> WHAT YOU NEED TO DO: Pictures aside, repeat every entry exactly.

SUPPLIED DATA section start

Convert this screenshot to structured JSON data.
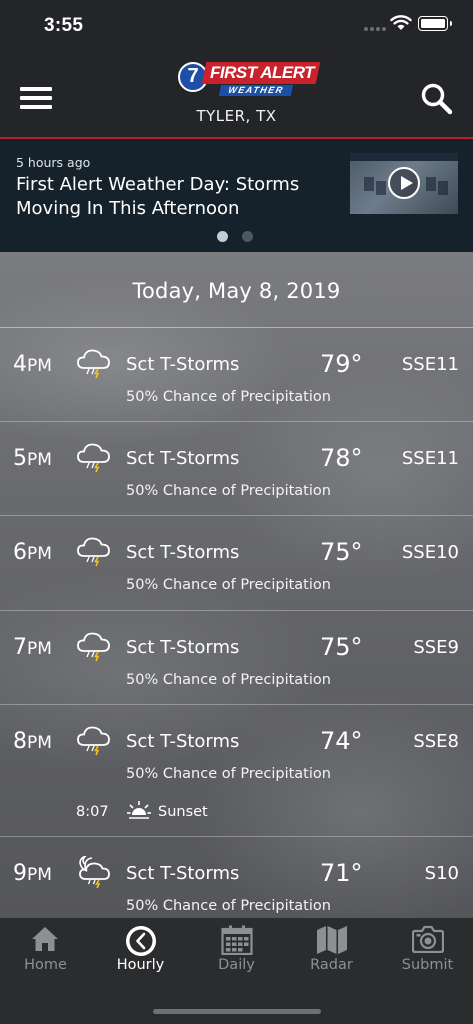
{
  "status_bar": {
    "time": "3:55"
  },
  "header": {
    "logo_number": "7",
    "logo_main": "FIRST ALERT",
    "logo_sub": "WEATHER",
    "location": "TYLER, TX"
  },
  "news": {
    "time_ago": "5 hours ago",
    "headline": "First Alert Weather Day: Storms Moving In This Afternoon",
    "pager": {
      "count": 2,
      "active_index": 0
    }
  },
  "forecast": {
    "date": "Today, May 8, 2019",
    "hours": [
      {
        "hour": "4",
        "period": "PM",
        "icon": "thunderstorm-cloud-icon",
        "condition": "Sct T-Storms",
        "temp": "79°",
        "wind": "SSE11",
        "precip": "50% Chance of Precipitation"
      },
      {
        "hour": "5",
        "period": "PM",
        "icon": "thunderstorm-cloud-icon",
        "condition": "Sct T-Storms",
        "temp": "78°",
        "wind": "SSE11",
        "precip": "50% Chance of Precipitation"
      },
      {
        "hour": "6",
        "period": "PM",
        "icon": "thunderstorm-cloud-icon",
        "condition": "Sct T-Storms",
        "temp": "75°",
        "wind": "SSE10",
        "precip": "50% Chance of Precipitation"
      },
      {
        "hour": "7",
        "period": "PM",
        "icon": "thunderstorm-cloud-icon",
        "condition": "Sct T-Storms",
        "temp": "75°",
        "wind": "SSE9",
        "precip": "50% Chance of Precipitation"
      },
      {
        "hour": "8",
        "period": "PM",
        "icon": "thunderstorm-cloud-icon",
        "condition": "Sct T-Storms",
        "temp": "74°",
        "wind": "SSE8",
        "precip": "50% Chance of Precipitation"
      },
      {
        "hour": "9",
        "period": "PM",
        "icon": "night-thunderstorm-icon",
        "condition": "Sct T-Storms",
        "temp": "71°",
        "wind": "S10",
        "precip": "50% Chance of Precipitation"
      }
    ],
    "sunset": {
      "time": "8:07",
      "label": "Sunset",
      "icon": "sunset-icon"
    }
  },
  "tabs": [
    {
      "label": "Home",
      "icon": "home-icon"
    },
    {
      "label": "Hourly",
      "icon": "clock-icon",
      "active": true
    },
    {
      "label": "Daily",
      "icon": "calendar-icon"
    },
    {
      "label": "Radar",
      "icon": "map-icon"
    },
    {
      "label": "Submit",
      "icon": "camera-icon"
    }
  ],
  "colors": {
    "header_bg": "#232528",
    "accent_red": "#b8202a",
    "news_bg": "#15212b",
    "tab_inactive": "#8d8f92",
    "tab_active": "#ffffff"
  }
}
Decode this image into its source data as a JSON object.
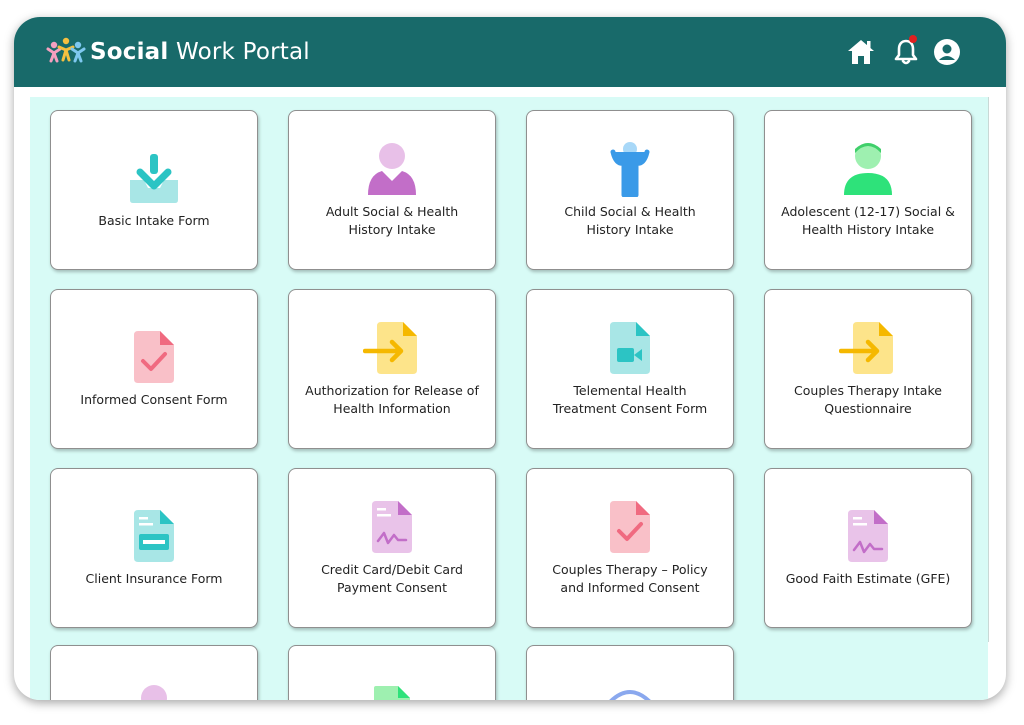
{
  "header": {
    "brand_bold": "Social",
    "brand_rest": " Work Portal",
    "bg_color": "#186a6a",
    "icons": [
      "home-icon",
      "bell-icon",
      "account-icon"
    ]
  },
  "forms": [
    {
      "label": "Basic Intake Form",
      "icon": "download-tray-icon"
    },
    {
      "label": "Adult Social & Health History Intake",
      "icon": "adult-person-icon"
    },
    {
      "label": "Child Social & Health History Intake",
      "icon": "child-icon"
    },
    {
      "label": "Adolescent (12-17) Social & Health History Intake",
      "icon": "adolescent-person-icon"
    },
    {
      "label": "Informed Consent Form",
      "icon": "check-document-icon"
    },
    {
      "label": "Authorization for Release of Health Information",
      "icon": "arrow-document-icon"
    },
    {
      "label": "Telemental Health Treatment Consent Form",
      "icon": "video-document-icon"
    },
    {
      "label": "Couples Therapy Intake Questionnaire",
      "icon": "arrow-document-icon"
    },
    {
      "label": "Client Insurance Form",
      "icon": "card-document-icon"
    },
    {
      "label": "Credit Card/Debit Card Payment Consent",
      "icon": "signature-document-icon"
    },
    {
      "label": "Couples Therapy – Policy and Informed Consent",
      "icon": "check-document-icon"
    },
    {
      "label": "Good Faith Estimate (GFE)",
      "icon": "signature-document-icon"
    }
  ],
  "colors": {
    "content_bg": "#d8fbf6",
    "teal": "#a8e6e6",
    "pink": "#f9c0c8",
    "yellow": "#fde48a",
    "purple": "#e9c3e9"
  }
}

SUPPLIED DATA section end

> TASK ANSWER:
Convert this screenshot to structured JSON data.
{
  "status_bar": {
    "time": "3:55"
  },
  "header": {
    "logo_number": "7",
    "logo_main": "FIRST ALERT",
    "logo_sub": "WEATHER",
    "location": "TYLER, TX"
  },
  "news": {
    "time_ago": "5 hours ago",
    "headline": "First Alert Weather Day: Storms Moving In This Afternoon",
    "pager": {
      "count": 2,
      "active_index": 0
    }
  },
  "forecast": {
    "date": "Today, May 8, 2019",
    "hours": [
      {
        "hour": "4",
        "period": "PM",
        "icon": "thunderstorm-cloud-icon",
        "condition": "Sct T-Storms",
        "temp": "79°",
        "wind": "SSE11",
        "precip": "50% Chance of Precipitation"
      },
      {
        "hour": "5",
        "period": "PM",
        "icon": "thunderstorm-cloud-icon",
        "condition": "Sct T-Storms",
        "temp": "78°",
        "wind": "SSE11",
        "precip": "50% Chance of Precipitation"
      },
      {
        "hour": "6",
        "period": "PM",
        "icon": "thunderstorm-cloud-icon",
        "condition": "Sct T-Storms",
        "temp": "75°",
        "wind": "SSE10",
        "precip": "50% Chance of Precipitation"
      },
      {
        "hour": "7",
        "period": "PM",
        "icon": "thunderstorm-cloud-icon",
        "condition": "Sct T-Storms",
        "temp": "75°",
        "wind": "SSE9",
        "precip": "50% Chance of Precipitation"
      },
      {
        "hour": "8",
        "period": "PM",
        "icon": "thunderstorm-cloud-icon",
        "condition": "Sct T-Storms",
        "temp": "74°",
        "wind": "SSE8",
        "precip": "50% Chance of Precipitation"
      },
      {
        "hour": "9",
        "period": "PM",
        "icon": "night-thunderstorm-icon",
        "condition": "Sct T-Storms",
        "temp": "71°",
        "wind": "S10",
        "precip": "50% Chance of Precipitation"
      }
    ],
    "sunset": {
      "time": "8:07",
      "label": "Sunset",
      "icon": "sunset-icon"
    }
  },
  "tabs": [
    {
      "label": "Home",
      "icon": "home-icon"
    },
    {
      "label": "Hourly",
      "icon": "clock-icon",
      "active": true
    },
    {
      "label": "Daily",
      "icon": "calendar-icon"
    },
    {
      "label": "Radar",
      "icon": "map-icon"
    },
    {
      "label": "Submit",
      "icon": "camera-icon"
    }
  ],
  "colors": {
    "header_bg": "#232528",
    "accent_red": "#b8202a",
    "news_bg": "#15212b",
    "tab_inactive": "#8d8f92",
    "tab_active": "#ffffff"
  }
}
Decode this image into its source data as a JSON object.
{
  "header": {
    "brand_bold": "Social",
    "brand_rest": " Work Portal",
    "bg_color": "#186a6a",
    "icons": [
      "home-icon",
      "bell-icon",
      "account-icon"
    ]
  },
  "forms": [
    {
      "label": "Basic Intake Form",
      "icon": "download-tray-icon"
    },
    {
      "label": "Adult Social & Health History Intake",
      "icon": "adult-person-icon"
    },
    {
      "label": "Child Social & Health History Intake",
      "icon": "child-icon"
    },
    {
      "label": "Adolescent (12-17) Social & Health History Intake",
      "icon": "adolescent-person-icon"
    },
    {
      "label": "Informed Consent Form",
      "icon": "check-document-icon"
    },
    {
      "label": "Authorization for Release of Health Information",
      "icon": "arrow-document-icon"
    },
    {
      "label": "Telemental Health Treatment Consent Form",
      "icon": "video-document-icon"
    },
    {
      "label": "Couples Therapy Intake Questionnaire",
      "icon": "arrow-document-icon"
    },
    {
      "label": "Client Insurance Form",
      "icon": "card-document-icon"
    },
    {
      "label": "Credit Card/Debit Card Payment Consent",
      "icon": "signature-document-icon"
    },
    {
      "label": "Couples Therapy – Policy and Informed Consent",
      "icon": "check-document-icon"
    },
    {
      "label": "Good Faith Estimate (GFE)",
      "icon": "signature-document-icon"
    }
  ],
  "colors": {
    "content_bg": "#d8fbf6",
    "teal": "#a8e6e6",
    "pink": "#f9c0c8",
    "yellow": "#fde48a",
    "purple": "#e9c3e9"
  }
}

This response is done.